South Africa could learn about speedy land reform from its neighbour Zimbabwe, Deputy President Phumzile Mlambo-Ngcuka said on Wednesday.
"We've got lessons to learn from Zimbabwe -- how to do it fast," she told an African distance-education conference in Pretoria.
There is a general complaint in South Africa that land reform is too slow, too structured and "that we need a bit of an oomph".

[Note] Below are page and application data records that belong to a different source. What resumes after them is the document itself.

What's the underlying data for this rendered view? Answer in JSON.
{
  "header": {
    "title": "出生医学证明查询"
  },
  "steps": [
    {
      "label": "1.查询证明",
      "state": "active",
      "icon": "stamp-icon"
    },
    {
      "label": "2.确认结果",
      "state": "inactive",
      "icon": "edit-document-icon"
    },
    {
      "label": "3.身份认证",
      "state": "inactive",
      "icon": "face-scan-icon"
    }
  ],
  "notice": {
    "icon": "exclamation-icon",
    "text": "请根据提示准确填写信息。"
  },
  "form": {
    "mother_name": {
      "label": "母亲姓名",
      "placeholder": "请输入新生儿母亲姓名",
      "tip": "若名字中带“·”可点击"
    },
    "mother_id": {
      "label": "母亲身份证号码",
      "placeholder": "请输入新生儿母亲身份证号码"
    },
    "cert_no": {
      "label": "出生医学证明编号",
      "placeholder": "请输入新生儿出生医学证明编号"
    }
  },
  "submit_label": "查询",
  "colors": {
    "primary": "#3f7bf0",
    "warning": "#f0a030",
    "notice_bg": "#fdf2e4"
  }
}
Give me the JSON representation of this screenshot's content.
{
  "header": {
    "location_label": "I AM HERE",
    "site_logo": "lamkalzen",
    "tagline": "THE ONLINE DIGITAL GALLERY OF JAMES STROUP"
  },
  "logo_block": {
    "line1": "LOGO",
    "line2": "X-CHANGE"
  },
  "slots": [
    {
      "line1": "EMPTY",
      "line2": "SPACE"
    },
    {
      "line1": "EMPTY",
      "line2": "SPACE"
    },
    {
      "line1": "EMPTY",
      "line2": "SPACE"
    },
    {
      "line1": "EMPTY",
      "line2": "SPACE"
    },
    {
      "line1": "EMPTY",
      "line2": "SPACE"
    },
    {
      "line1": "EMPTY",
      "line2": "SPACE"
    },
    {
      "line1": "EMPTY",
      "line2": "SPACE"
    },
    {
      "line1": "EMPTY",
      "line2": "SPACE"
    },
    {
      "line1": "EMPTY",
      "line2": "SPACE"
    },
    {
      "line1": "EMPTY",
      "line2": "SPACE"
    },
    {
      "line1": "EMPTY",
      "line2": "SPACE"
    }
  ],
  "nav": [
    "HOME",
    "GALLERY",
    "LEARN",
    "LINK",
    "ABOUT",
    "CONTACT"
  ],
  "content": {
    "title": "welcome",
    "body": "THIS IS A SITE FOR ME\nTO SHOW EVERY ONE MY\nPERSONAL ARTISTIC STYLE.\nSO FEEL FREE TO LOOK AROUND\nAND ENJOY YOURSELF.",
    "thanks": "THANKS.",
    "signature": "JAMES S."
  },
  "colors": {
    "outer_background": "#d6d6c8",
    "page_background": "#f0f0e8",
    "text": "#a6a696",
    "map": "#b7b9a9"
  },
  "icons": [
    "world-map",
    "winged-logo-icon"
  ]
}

In Zimbabwe, that "oomph" of which Ms. Mlambo-Ngcuka speaks has turned a breadbasket nation into the seat of dire famine, utterly collapsed a once-flourishing economy, seen game and ecological preserves turned into free-for-all bushmeat and ivory supermarkets with full encouragement of the government, turned once-productive farms into vacation homes for corrupt politicos, destroyed the homes of hundreds of thousands of poor Zimbabweans, and employed organized rape and murder as political tactics. I'd heard rumors that some South Africans were becoming concerned Mbeki might go the Mugabe route after Mandela dies, but thought it unlikely -- Mbeki hadn't taken a firm stance against Mugabe, but he hadn't endorsed him either.
It doesn't seem quite so unlikely now.